Notice that if a_{n} > 0, then a^{+}_{n} = a_{n} and a^{-}_{n} = 0, whereas if a_{n} < 0, then a^{-}_{n} = a_{n} and a^{+}_{n} = 0. (Pretty ingenious when you think about it.)

(a) If ∑ a_{n} is absolutely convergent, show that both of the series ∑ a^{+}_{n} and ∑ a^{-}_{n} are convergent.

(b) If ∑ a_{n} is conditionally convergent, show that both of the series ∑ a^{+}_{n} and ∑ a^{-}_{n} are divergent.

**Solution:**

(a) Since ∑ a_{n} is absolutely convergent, and since:

we thus conclude by the Comparison Test that both ∑ a^{+}_{n} and ∑ a^{-}_{n} must be absolutely convergent.

Note: We can also solve Part (a) as follows:

(b) We will show by contradiction that both ∑ a^{+}_{n} and ∑ a^{-}_{n} must diverge.

For suppose that ∑ a^{+}_{n} converged.

Then so would the following series converge:

Note that ∑ |a_{n}| diverges because ∑ a_{n} is only conditionally convergent.

Hence, ∑ a^{+}_{n} can't converge.
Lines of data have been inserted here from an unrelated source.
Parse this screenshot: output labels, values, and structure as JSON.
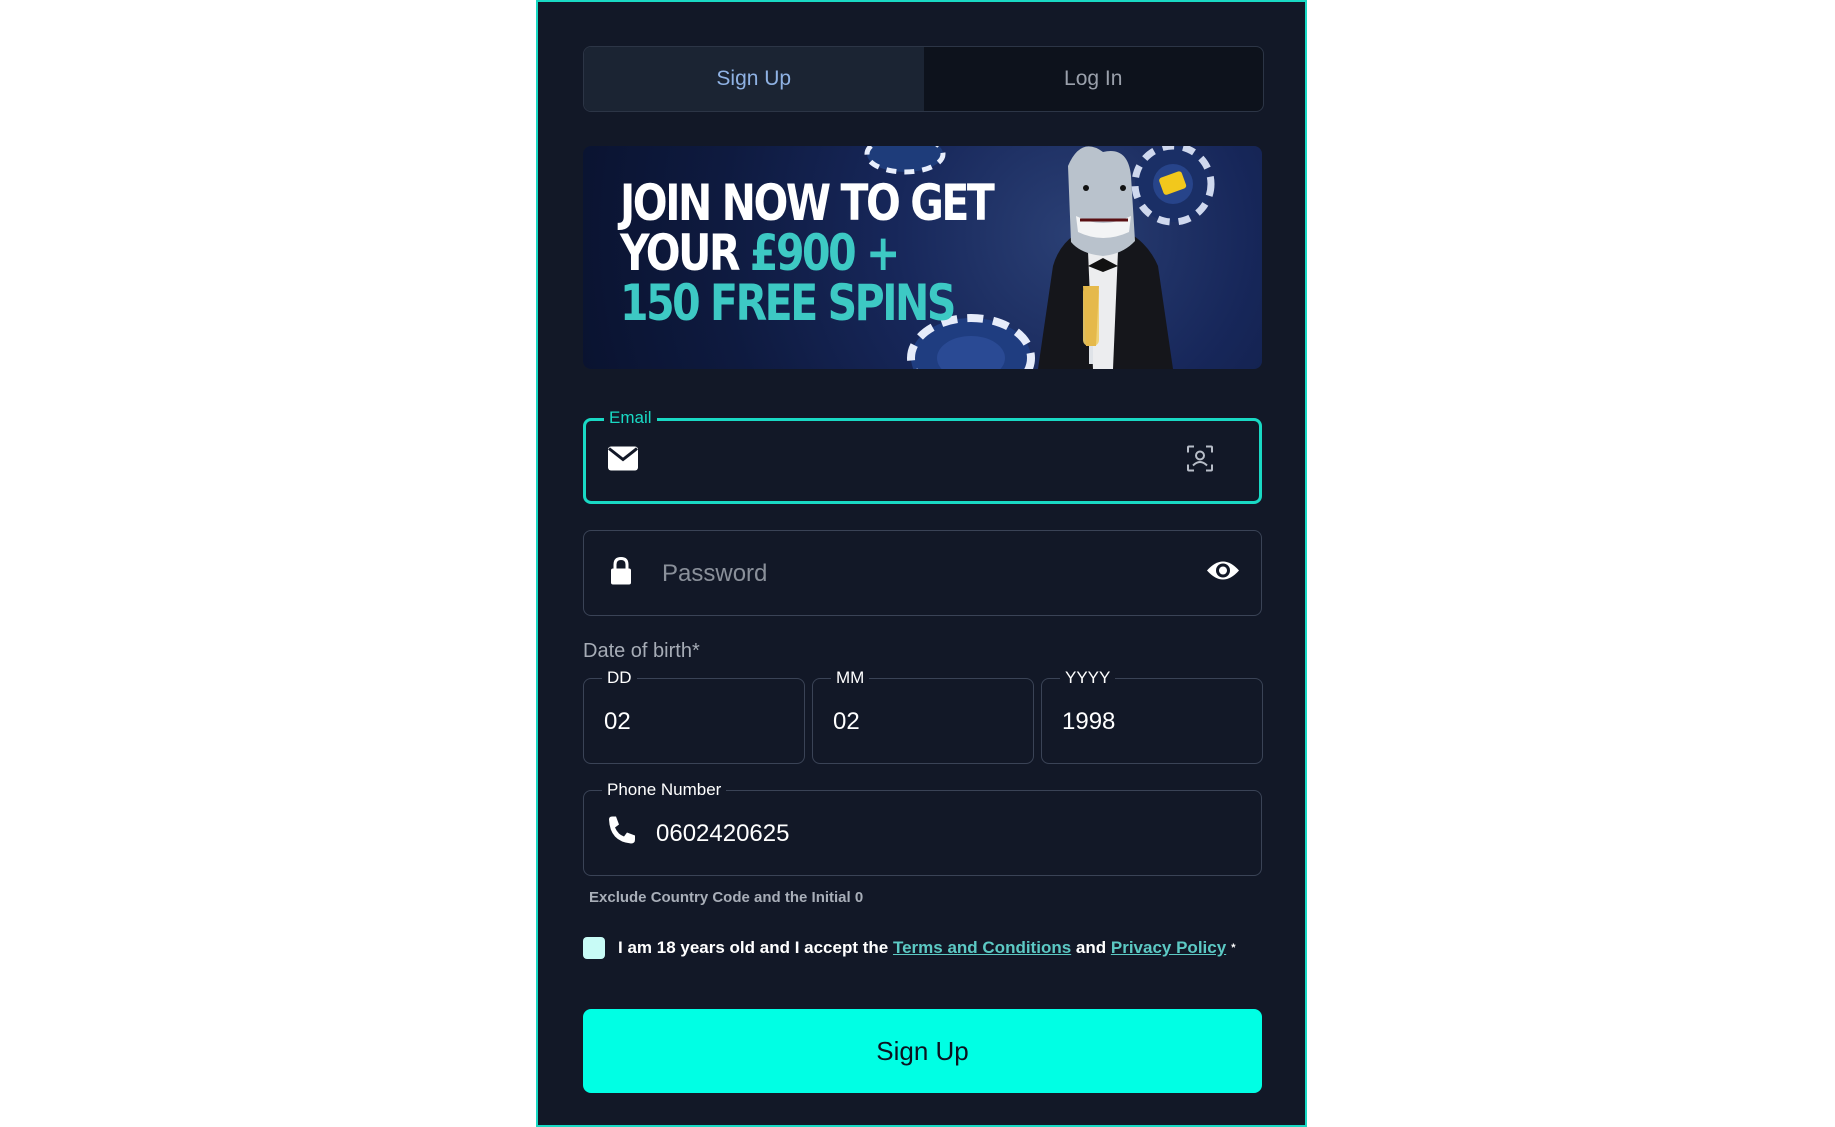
{
  "tabs": [
    {
      "label": "Sign Up",
      "active": true
    },
    {
      "label": "Log In",
      "active": false
    }
  ],
  "banner": {
    "line1": "JOIN NOW TO GET",
    "line2_prefix": "YOUR ",
    "line2_amount": "£900 +",
    "line3": "150 FREE SPINS"
  },
  "email": {
    "label": "Email",
    "value": "",
    "icon": "envelope-icon",
    "action_icon": "face-scan-icon"
  },
  "password": {
    "placeholder": "Password",
    "icon": "lock-icon",
    "action_icon": "eye-icon"
  },
  "dob": {
    "title": "Date of birth*",
    "fields": [
      {
        "label": "DD",
        "value": "02"
      },
      {
        "label": "MM",
        "value": "02"
      },
      {
        "label": "YYYY",
        "value": "1998"
      }
    ]
  },
  "phone": {
    "label": "Phone Number",
    "value": "0602420625",
    "icon": "phone-icon",
    "hint": "Exclude Country Code and the Initial 0"
  },
  "consent": {
    "text": "I am 18 years old and I accept the",
    "terms_link": "Terms and Conditions",
    "and": "and",
    "privacy_link": "Privacy Policy",
    "required_mark": "*"
  },
  "submit_label": "Sign Up",
  "colors": {
    "accent": "#19d9c4",
    "button": "#00ffe4",
    "background": "#121827"
  }
}
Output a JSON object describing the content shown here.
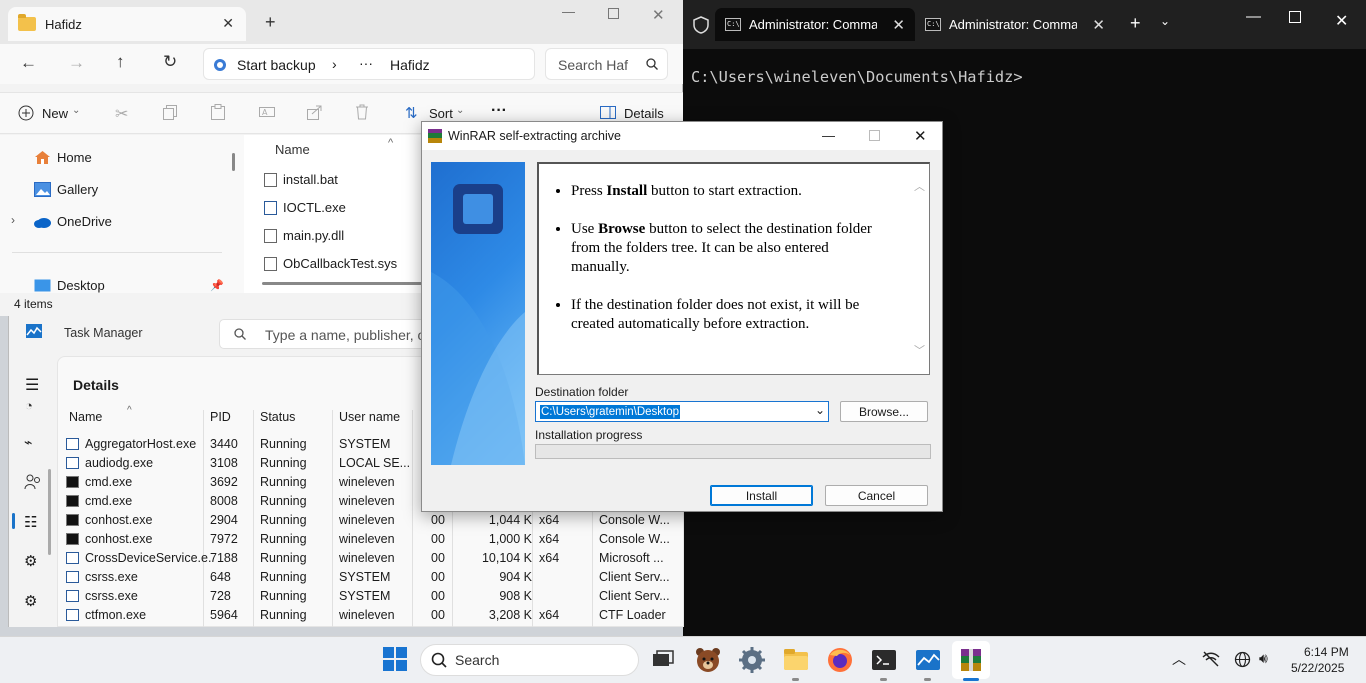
{
  "terminal": {
    "tabs": [
      {
        "label": "Administrator: Comma"
      },
      {
        "label": "Administrator: Comma"
      }
    ],
    "prompt": "C:\\Users\\wineleven\\Documents\\Hafidz>",
    "bg_color": "#0c0c0c"
  },
  "explorer": {
    "tab_title": "Hafidz",
    "breadcrumb": {
      "root": "Start backup",
      "ellipsis": "···",
      "current": "Hafidz"
    },
    "search_placeholder": "Search Haf",
    "toolbar": {
      "new_label": "New",
      "sort_label": "Sort",
      "more_label": "···",
      "details_label": "Details"
    },
    "nav": [
      {
        "label": "Home",
        "icon": "home-icon"
      },
      {
        "label": "Gallery",
        "icon": "gallery-icon"
      },
      {
        "label": "OneDrive",
        "icon": "cloud-icon"
      },
      {
        "label": "Desktop",
        "icon": "desktop-icon"
      }
    ],
    "column_name": "Name",
    "files": [
      "install.bat",
      "IOCTL.exe",
      "main.py.dll",
      "ObCallbackTest.sys"
    ],
    "status": "4 items"
  },
  "taskmanager": {
    "title": "Task Manager",
    "search_placeholder": "Type a name, publisher, o",
    "page_title": "Details",
    "columns": [
      "Name",
      "PID",
      "Status",
      "User name"
    ],
    "rows": [
      {
        "name": "AggregatorHost.exe",
        "pid": "3440",
        "status": "Running",
        "user": "SYSTEM",
        "cpu": "",
        "mem": "",
        "arch": "",
        "desc": ""
      },
      {
        "name": "audiodg.exe",
        "pid": "3108",
        "status": "Running",
        "user": "LOCAL SE...",
        "cpu": "",
        "mem": "",
        "arch": "",
        "desc": ""
      },
      {
        "name": "cmd.exe",
        "pid": "3692",
        "status": "Running",
        "user": "wineleven",
        "cpu": "",
        "mem": "",
        "arch": "",
        "desc": ""
      },
      {
        "name": "cmd.exe",
        "pid": "8008",
        "status": "Running",
        "user": "wineleven",
        "cpu": "",
        "mem": "",
        "arch": "",
        "desc": ""
      },
      {
        "name": "conhost.exe",
        "pid": "2904",
        "status": "Running",
        "user": "wineleven",
        "cpu": "00",
        "mem": "1,044 K",
        "arch": "x64",
        "desc": "Console W..."
      },
      {
        "name": "conhost.exe",
        "pid": "7972",
        "status": "Running",
        "user": "wineleven",
        "cpu": "00",
        "mem": "1,000 K",
        "arch": "x64",
        "desc": "Console W..."
      },
      {
        "name": "CrossDeviceService.e...",
        "pid": "7188",
        "status": "Running",
        "user": "wineleven",
        "cpu": "00",
        "mem": "10,104 K",
        "arch": "x64",
        "desc": "Microsoft ..."
      },
      {
        "name": "csrss.exe",
        "pid": "648",
        "status": "Running",
        "user": "SYSTEM",
        "cpu": "00",
        "mem": "904 K",
        "arch": "",
        "desc": "Client Serv..."
      },
      {
        "name": "csrss.exe",
        "pid": "728",
        "status": "Running",
        "user": "SYSTEM",
        "cpu": "00",
        "mem": "908 K",
        "arch": "",
        "desc": "Client Serv..."
      },
      {
        "name": "ctfmon.exe",
        "pid": "5964",
        "status": "Running",
        "user": "wineleven",
        "cpu": "00",
        "mem": "3,208 K",
        "arch": "x64",
        "desc": "CTF Loader"
      }
    ]
  },
  "winrar": {
    "title": "WinRAR self-extracting archive",
    "instructions": [
      {
        "pre": "Press ",
        "bold": "Install",
        "post": " button to start extraction."
      },
      {
        "pre": "Use ",
        "bold": "Browse",
        "post": " button to select the destination folder from the folders tree. It can be also entered manually."
      },
      {
        "pre": "",
        "bold": "",
        "post": "If the destination folder does not exist, it will be created automatically before extraction."
      }
    ],
    "dest_label": "Destination folder",
    "dest_value": "C:\\Users\\gratemin\\Desktop",
    "browse_label": "Browse...",
    "progress_label": "Installation progress",
    "progress_value": 0,
    "install_label": "Install",
    "cancel_label": "Cancel"
  },
  "taskbar": {
    "search_label": "Search",
    "time": "6:14 PM",
    "date": "5/22/2025"
  }
}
Similarly, neither can ∑ a^{-}_{n}.

Exercise 4

Prove that if ∑ a_{n} is a conditionally convergent series and r is any real number, then there is a rearrangement of ∑ a_{n} whose sum is r.

Hints:

(1) Use the notation of Exercise 3.

(2) Take just enough positive terms a^{+}_{n} so that their sum is greater than r.

(3) Then add just enough negative terms a^{-}_{n} so that the cumulative sum is less than r.

(4) Continue in this manner and use the following theorem also from my earlier video:

**Solution:**

Let ∑ b_{n} be the rearranged series constructed in the hint.

Note that this series can be constructed this way by virtue of the result from Exercise 3b which states that if ∑ a_{n} is conditionally convergent than both ∑ a^{+}_{n} and ∑ a^{-}_{n} are divergent; hence we can keep adding their terms to obtain as large of a number we want since there is no limit.

This series ∑ b_{n} will have partial sums s_{n} that oscillate in value back and forth across r.

Since ∑ a_{n} is convergent, we can apply the given theorem from my earlier video:

We can ensure that our construction of ∑ b_{n} has oscillations |s_{n} - r| that are always less than |a_{n}|, for example:

Thus we have that: